On this day in 1790, Samuel Hopkins of Vermont in the United States of America was granted the first patent under the U.S. Patent Act, 1790 for a new apparatus and process of making pot ash and pearl ash. The certificate registering the patent was signed by President George Washington, Attorney General Edmund Randolph, and Secretary of State Thomas Jefferson.
(Above: Randolph, Washington, and Jefferson)
But was this the world’s first patent?
Patents have been traced back to some ancient Greek cities in 500 B.C. where something similar was given to chefs.
The world’s first recorded patent registration however, was a three-year patent granted in 1421 to Florentine architect Filippo Brunelleschi (left) for an improved method of transporting goods up and down the river Arno in Florence, a notoriously tricky business.
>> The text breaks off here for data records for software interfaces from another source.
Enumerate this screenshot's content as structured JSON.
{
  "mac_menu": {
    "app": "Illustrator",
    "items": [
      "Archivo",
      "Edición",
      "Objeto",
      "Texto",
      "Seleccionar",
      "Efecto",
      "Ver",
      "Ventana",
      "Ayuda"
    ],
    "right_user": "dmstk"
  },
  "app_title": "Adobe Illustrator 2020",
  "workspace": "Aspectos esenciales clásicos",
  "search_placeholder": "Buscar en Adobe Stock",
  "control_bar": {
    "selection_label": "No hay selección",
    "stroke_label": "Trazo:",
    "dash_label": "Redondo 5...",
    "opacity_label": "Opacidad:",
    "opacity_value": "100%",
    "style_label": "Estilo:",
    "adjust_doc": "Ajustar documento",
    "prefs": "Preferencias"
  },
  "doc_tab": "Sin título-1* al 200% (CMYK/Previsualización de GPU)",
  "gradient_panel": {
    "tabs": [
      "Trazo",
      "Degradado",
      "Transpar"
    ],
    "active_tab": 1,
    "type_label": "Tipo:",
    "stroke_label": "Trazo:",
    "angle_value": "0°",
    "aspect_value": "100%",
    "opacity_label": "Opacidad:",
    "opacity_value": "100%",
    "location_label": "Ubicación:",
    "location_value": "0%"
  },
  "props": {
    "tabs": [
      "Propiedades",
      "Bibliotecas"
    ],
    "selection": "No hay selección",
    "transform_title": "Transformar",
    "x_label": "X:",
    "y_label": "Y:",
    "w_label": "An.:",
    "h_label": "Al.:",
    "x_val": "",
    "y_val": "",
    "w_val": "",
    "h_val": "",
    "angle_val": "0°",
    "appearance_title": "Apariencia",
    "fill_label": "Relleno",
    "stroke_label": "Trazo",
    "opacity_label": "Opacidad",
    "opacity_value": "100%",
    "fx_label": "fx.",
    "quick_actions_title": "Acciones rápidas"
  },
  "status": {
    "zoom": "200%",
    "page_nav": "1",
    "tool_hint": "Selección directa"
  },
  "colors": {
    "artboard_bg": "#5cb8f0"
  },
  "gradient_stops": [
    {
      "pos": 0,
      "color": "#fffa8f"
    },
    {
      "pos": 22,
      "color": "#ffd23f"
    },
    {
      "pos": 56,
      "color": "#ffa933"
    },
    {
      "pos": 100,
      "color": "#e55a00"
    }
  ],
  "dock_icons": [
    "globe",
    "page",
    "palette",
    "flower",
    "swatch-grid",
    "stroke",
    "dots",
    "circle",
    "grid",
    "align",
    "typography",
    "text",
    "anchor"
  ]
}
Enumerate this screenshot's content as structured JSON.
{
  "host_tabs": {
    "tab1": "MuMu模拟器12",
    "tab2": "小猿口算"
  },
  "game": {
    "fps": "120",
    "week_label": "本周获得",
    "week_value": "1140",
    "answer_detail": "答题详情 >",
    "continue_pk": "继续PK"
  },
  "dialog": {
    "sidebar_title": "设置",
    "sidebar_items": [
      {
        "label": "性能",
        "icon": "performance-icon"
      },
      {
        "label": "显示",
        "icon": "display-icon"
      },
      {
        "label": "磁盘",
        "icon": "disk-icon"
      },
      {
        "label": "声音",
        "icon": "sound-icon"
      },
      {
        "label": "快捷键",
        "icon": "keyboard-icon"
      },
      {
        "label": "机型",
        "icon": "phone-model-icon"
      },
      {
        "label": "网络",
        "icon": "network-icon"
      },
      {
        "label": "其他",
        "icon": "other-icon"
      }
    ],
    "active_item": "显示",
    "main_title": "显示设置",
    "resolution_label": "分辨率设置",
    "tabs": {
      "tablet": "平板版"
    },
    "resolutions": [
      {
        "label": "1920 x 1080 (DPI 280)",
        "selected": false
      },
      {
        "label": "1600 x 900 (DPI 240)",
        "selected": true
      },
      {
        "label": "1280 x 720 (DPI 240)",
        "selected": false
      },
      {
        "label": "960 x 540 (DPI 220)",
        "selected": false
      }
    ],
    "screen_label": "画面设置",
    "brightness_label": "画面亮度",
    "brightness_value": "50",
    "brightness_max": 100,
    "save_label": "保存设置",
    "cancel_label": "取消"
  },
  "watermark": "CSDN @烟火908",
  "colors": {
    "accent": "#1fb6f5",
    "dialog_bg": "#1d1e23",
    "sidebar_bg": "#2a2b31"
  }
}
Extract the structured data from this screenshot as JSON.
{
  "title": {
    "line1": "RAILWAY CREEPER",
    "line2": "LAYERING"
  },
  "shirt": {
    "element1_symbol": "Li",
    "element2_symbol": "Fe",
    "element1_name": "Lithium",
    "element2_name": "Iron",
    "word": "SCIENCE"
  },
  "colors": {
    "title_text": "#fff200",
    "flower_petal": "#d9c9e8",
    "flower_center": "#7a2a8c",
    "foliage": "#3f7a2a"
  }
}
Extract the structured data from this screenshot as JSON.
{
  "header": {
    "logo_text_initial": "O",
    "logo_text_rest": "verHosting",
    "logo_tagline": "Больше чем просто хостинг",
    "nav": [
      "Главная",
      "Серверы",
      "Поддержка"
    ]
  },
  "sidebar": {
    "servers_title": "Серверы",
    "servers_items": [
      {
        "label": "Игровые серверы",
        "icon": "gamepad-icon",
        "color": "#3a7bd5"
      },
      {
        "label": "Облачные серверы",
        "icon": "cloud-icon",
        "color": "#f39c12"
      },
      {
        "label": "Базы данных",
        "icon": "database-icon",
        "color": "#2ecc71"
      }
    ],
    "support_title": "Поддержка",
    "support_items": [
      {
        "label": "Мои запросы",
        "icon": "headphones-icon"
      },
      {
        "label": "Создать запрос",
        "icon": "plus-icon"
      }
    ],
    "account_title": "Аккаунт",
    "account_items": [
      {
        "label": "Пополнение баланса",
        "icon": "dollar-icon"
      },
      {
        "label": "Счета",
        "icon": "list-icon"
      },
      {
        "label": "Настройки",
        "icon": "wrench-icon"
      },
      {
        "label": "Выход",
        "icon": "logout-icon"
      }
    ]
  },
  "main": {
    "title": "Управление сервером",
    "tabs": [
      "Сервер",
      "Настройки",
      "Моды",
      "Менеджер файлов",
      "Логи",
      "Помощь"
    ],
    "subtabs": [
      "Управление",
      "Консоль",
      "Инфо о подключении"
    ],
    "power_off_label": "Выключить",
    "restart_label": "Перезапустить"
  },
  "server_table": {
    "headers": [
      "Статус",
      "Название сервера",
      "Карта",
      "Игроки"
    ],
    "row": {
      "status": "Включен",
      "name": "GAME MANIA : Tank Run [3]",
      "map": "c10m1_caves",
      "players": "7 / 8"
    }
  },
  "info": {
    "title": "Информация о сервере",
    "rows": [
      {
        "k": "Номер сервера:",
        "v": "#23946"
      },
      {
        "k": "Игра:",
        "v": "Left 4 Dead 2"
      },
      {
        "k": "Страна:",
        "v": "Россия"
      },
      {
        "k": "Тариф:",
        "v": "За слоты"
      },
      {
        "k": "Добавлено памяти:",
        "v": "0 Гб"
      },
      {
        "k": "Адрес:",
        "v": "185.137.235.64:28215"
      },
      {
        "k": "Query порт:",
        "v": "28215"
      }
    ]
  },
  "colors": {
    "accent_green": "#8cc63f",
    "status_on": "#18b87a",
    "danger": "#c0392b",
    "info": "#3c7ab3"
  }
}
Compared to modern day patents and disclosure norms in the process of patent registration, Brunelleschi’s patent document is vague about the nature of the invention. The architect of the magnificent dome of the city’s cathedral was so revered that he had enough clout to strike a deal on his own terms. One of his main terms was that he would only reveal the details of his brainchild once he had been granted a three-year monopoly.
John of Utynam, a Belgian glass-maker from Flanders in Belgium was granted the first known English patent in 1449 by King Henry VI for a period of twenty years (quite a contrast from Brunelleschi’s patent term) to make stained glass windows for Eton College.
The first North American patent grant was in 1641 to Samuel Winslow by the Massachusetts General Court for a new process for making salt.
India’s first patent law was enacted in 1856. The act was modelled on the lines of British Patent Law of 1852. Patent terms lasted fourteen years. The first patent in India under the 1856 law was granted to George Alfred DePenning (left, above) for a device that he called, “An Efficient Punkah-Pulling Machine”. In the same year, Mr. DePenning launched his firm of intellectual property attorneys, which continues to offer services to this day.
(Samar Jha is part of the faculty on myLaw.net.)